[Data records for software interfaces]
________________________
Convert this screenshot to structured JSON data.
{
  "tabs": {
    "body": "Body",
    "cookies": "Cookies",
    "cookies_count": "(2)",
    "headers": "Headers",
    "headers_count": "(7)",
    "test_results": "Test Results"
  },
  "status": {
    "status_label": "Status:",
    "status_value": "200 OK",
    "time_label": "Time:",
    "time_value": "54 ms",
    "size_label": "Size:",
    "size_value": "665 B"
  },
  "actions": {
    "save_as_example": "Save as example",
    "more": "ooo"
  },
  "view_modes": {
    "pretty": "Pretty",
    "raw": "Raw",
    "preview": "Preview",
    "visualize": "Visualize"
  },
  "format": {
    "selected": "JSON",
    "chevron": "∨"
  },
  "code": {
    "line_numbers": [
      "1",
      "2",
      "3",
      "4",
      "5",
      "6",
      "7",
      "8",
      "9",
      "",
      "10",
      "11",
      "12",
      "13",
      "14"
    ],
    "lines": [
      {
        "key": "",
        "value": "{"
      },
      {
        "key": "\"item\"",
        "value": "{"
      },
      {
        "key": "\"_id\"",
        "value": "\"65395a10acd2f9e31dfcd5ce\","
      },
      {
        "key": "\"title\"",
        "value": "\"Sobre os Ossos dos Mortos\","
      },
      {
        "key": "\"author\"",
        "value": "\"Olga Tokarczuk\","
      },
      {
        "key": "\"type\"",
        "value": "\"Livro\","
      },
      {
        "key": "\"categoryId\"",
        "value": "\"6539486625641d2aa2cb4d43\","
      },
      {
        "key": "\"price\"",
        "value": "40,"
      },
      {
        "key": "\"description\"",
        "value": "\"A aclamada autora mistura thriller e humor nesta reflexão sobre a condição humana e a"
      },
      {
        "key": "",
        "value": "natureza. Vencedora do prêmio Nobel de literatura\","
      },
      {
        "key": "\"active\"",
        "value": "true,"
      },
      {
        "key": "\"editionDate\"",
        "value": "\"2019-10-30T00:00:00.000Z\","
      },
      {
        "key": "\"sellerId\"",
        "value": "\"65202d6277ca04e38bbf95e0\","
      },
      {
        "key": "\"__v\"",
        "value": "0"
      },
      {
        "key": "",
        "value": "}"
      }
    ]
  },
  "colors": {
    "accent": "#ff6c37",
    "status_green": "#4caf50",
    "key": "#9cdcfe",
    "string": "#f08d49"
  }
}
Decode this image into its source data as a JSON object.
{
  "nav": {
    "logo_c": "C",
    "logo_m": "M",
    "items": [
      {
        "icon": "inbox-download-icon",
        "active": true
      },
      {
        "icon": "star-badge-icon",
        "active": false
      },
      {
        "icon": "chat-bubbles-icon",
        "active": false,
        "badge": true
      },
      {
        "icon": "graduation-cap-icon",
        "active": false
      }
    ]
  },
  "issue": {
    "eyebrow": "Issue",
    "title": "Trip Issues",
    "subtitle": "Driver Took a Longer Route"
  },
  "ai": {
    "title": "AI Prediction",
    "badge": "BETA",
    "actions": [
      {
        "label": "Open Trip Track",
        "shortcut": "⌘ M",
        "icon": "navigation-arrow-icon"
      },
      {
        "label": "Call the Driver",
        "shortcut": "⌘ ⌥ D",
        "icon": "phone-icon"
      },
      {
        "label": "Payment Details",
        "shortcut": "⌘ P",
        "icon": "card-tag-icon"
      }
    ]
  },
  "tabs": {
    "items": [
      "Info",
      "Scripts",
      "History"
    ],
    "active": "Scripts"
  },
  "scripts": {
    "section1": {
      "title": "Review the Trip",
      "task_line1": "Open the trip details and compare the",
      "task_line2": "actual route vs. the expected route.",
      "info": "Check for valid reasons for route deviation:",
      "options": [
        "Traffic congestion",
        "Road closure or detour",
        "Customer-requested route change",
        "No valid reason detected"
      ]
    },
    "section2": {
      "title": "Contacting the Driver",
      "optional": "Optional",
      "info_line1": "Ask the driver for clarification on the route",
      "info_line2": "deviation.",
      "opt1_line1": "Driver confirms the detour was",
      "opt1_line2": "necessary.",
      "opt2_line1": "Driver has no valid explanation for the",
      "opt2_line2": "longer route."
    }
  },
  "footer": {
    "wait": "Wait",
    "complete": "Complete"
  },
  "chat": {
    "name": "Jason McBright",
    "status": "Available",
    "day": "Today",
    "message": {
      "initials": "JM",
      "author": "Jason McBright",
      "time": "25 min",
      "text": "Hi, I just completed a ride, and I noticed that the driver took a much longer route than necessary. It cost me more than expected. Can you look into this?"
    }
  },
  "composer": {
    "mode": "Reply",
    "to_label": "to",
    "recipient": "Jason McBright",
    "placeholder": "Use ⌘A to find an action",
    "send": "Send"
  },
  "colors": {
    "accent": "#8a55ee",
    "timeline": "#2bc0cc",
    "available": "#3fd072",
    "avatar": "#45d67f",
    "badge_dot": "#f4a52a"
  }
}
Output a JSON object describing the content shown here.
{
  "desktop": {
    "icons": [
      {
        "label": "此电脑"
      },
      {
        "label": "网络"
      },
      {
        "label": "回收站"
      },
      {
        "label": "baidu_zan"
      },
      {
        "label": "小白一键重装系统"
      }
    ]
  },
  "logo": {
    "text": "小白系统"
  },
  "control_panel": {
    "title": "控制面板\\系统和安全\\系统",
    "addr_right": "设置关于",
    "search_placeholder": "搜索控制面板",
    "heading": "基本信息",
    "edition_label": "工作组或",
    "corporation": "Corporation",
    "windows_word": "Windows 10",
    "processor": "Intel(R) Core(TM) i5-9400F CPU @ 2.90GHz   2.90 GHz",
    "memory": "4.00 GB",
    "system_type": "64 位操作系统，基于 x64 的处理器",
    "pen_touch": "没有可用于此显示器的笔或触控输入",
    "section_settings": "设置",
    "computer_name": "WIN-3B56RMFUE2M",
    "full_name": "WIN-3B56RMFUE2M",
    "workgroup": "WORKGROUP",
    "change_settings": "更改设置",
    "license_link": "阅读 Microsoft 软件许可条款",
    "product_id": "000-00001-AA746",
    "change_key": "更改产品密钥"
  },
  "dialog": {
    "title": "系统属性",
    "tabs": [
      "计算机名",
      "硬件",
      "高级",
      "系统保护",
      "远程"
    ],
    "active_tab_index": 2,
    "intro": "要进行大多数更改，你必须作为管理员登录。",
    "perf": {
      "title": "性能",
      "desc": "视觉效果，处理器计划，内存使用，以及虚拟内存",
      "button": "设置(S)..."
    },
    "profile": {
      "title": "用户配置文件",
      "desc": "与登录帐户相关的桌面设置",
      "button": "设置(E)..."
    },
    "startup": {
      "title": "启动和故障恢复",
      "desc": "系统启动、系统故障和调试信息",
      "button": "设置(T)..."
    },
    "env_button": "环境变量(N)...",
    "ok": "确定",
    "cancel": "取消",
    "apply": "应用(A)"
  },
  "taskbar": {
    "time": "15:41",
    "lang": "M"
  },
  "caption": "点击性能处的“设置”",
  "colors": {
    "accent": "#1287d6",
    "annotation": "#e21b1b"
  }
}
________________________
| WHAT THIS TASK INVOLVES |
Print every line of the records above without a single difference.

| TASK SOLUTION |
Convert this screenshot to structured JSON data.
{
  "tabs": {
    "body": "Body",
    "cookies": "Cookies",
    "cookies_count": "(2)",
    "headers": "Headers",
    "headers_count": "(7)",
    "test_results": "Test Results"
  },
  "status": {
    "status_label": "Status:",
    "status_value": "200 OK",
    "time_label": "Time:",
    "time_value": "54 ms",
    "size_label": "Size:",
    "size_value": "665 B"
  },
  "actions": {
    "save_as_example": "Save as example",
    "more": "ooo"
  },
  "view_modes": {
    "pretty": "Pretty",
    "raw": "Raw",
    "preview": "Preview",
    "visualize": "Visualize"
  },
  "format": {
    "selected": "JSON",
    "chevron": "∨"
  },
  "code": {
    "line_numbers": [
      "1",
      "2",
      "3",
      "4",
      "5",
      "6",
      "7",
      "8",
      "9",
      "",
      "10",
      "11",
      "12",
      "13",
      "14"
    ],
    "lines": [
      {
        "key": "",
        "value": "{"
      },
      {
        "key": "\"item\"",
        "value": "{"
      },
      {
        "key": "\"_id\"",
        "value": "\"65395a10acd2f9e31dfcd5ce\","
      },
      {
        "key": "\"title\"",
        "value": "\"Sobre os Ossos dos Mortos\","
      },
      {
        "key": "\"author\"",
        "value": "\"Olga Tokarczuk\","
      },
      {
        "key": "\"type\"",
        "value": "\"Livro\","
      },
      {
        "key": "\"categoryId\"",
        "value": "\"6539486625641d2aa2cb4d43\","
      },
      {
        "key": "\"price\"",
        "value": "40,"
      },
      {
        "key": "\"description\"",
        "value": "\"A aclamada autora mistura thriller e humor nesta reflexão sobre a condição humana e a"
      },
      {
        "key": "",
        "value": "natureza. Vencedora do prêmio Nobel de literatura\","
      },
      {
        "key": "\"active\"",
        "value": "true,"
      },
      {
        "key": "\"editionDate\"",
        "value": "\"2019-10-30T00:00:00.000Z\","
      },
      {
        "key": "\"sellerId\"",
        "value": "\"65202d6277ca04e38bbf95e0\","
      },
      {
        "key": "\"__v\"",
        "value": "0"
      },
      {
        "key": "",
        "value": "}"
      }
    ]
  },
  "colors": {
    "accent": "#ff6c37",
    "status_green": "#4caf50",
    "key": "#9cdcfe",
    "string": "#f08d49"
  }
}
Decode this image into its source data as a JSON object.
{
  "nav": {
    "logo_c": "C",
    "logo_m": "M",
    "items": [
      {
        "icon": "inbox-download-icon",
        "active": true
      },
      {
        "icon": "star-badge-icon",
        "active": false
      },
      {
        "icon": "chat-bubbles-icon",
        "active": false,
        "badge": true
      },
      {
        "icon": "graduation-cap-icon",
        "active": false
      }
    ]
  },
  "issue": {
    "eyebrow": "Issue",
    "title": "Trip Issues",
    "subtitle": "Driver Took a Longer Route"
  },
  "ai": {
    "title": "AI Prediction",
    "badge": "BETA",
    "actions": [
      {
        "label": "Open Trip Track",
        "shortcut": "⌘ M",
        "icon": "navigation-arrow-icon"
      },
      {
        "label": "Call the Driver",
        "shortcut": "⌘ ⌥ D",
        "icon": "phone-icon"
      },
      {
        "label": "Payment Details",
        "shortcut": "⌘ P",
        "icon": "card-tag-icon"
      }
    ]
  },
  "tabs": {
    "items": [
      "Info",
      "Scripts",
      "History"
    ],
    "active": "Scripts"
  },
  "scripts": {
    "section1": {
      "title": "Review the Trip",
      "task_line1": "Open the trip details and compare the",
      "task_line2": "actual route vs. the expected route.",
      "info": "Check for valid reasons for route deviation:",
      "options": [
        "Traffic congestion",
        "Road closure or detour",
        "Customer-requested route change",
        "No valid reason detected"
      ]
    },
    "section2": {
      "title": "Contacting the Driver",
      "optional": "Optional",
      "info_line1": "Ask the driver for clarification on the route",
      "info_line2": "deviation.",
      "opt1_line1": "Driver confirms the detour was",
      "opt1_line2": "necessary.",
      "opt2_line1": "Driver has no valid explanation for the",
      "opt2_line2": "longer route."
    }
  },
  "footer": {
    "wait": "Wait",
    "complete": "Complete"
  },
  "chat": {
    "name": "Jason McBright",
    "status": "Available",
    "day": "Today",
    "message": {
      "initials": "JM",
      "author": "Jason McBright",
      "time": "25 min",
      "text": "Hi, I just completed a ride, and I noticed that the driver took a much longer route than necessary. It cost me more than expected. Can you look into this?"
    }
  },
  "composer": {
    "mode": "Reply",
    "to_label": "to",
    "recipient": "Jason McBright",
    "placeholder": "Use ⌘A to find an action",
    "send": "Send"
  },
  "colors": {
    "accent": "#8a55ee",
    "timeline": "#2bc0cc",
    "available": "#3fd072",
    "avatar": "#45d67f",
    "badge_dot": "#f4a52a"
  }
}
Output a JSON object describing the content shown here.
{
  "desktop": {
    "icons": [
      {
        "label": "此电脑"
      },
      {
        "label": "网络"
      },
      {
        "label": "回收站"
      },
      {
        "label": "baidu_zan"
      },
      {
        "label": "小白一键重装系统"
      }
    ]
  },
  "logo": {
    "text": "小白系统"
  },
  "control_panel": {
    "title": "控制面板\\系统和安全\\系统",
    "addr_right": "设置关于",
    "search_placeholder": "搜索控制面板",
    "heading": "基本信息",
    "edition_label": "工作组或",
    "corporation": "Corporation",
    "windows_word": "Windows 10",
    "processor": "Intel(R) Core(TM) i5-9400F CPU @ 2.90GHz   2.90 GHz",
    "memory": "4.00 GB",
    "system_type": "64 位操作系统，基于 x64 的处理器",
    "pen_touch": "没有可用于此显示器的笔或触控输入",
    "section_settings": "设置",
    "computer_name": "WIN-3B56RMFUE2M",
    "full_name": "WIN-3B56RMFUE2M",
    "workgroup": "WORKGROUP",
    "change_settings": "更改设置",
    "license_link": "阅读 Microsoft 软件许可条款",
    "product_id": "000-00001-AA746",
    "change_key": "更改产品密钥"
  },
  "dialog": {
    "title": "系统属性",
    "tabs": [
      "计算机名",
      "硬件",
      "高级",
      "系统保护",
      "远程"
    ],
    "active_tab_index": 2,
    "intro": "要进行大多数更改，你必须作为管理员登录。",
    "perf": {
      "title": "性能",
      "desc": "视觉效果，处理器计划，内存使用，以及虚拟内存",
      "button": "设置(S)..."
    },
    "profile": {
      "title": "用户配置文件",
      "desc": "与登录帐户相关的桌面设置",
      "button": "设置(E)..."
    },
    "startup": {
      "title": "启动和故障恢复",
      "desc": "系统启动、系统故障和调试信息",
      "button": "设置(T)..."
    },
    "env_button": "环境变量(N)...",
    "ok": "确定",
    "cancel": "取消",
    "apply": "应用(A)"
  },
  "taskbar": {
    "time": "15:41",
    "lang": "M"
  },
  "caption": "点击性能处的“设置”",
  "colors": {
    "accent": "#1287d6",
    "annotation": "#e21b1b"
  }
}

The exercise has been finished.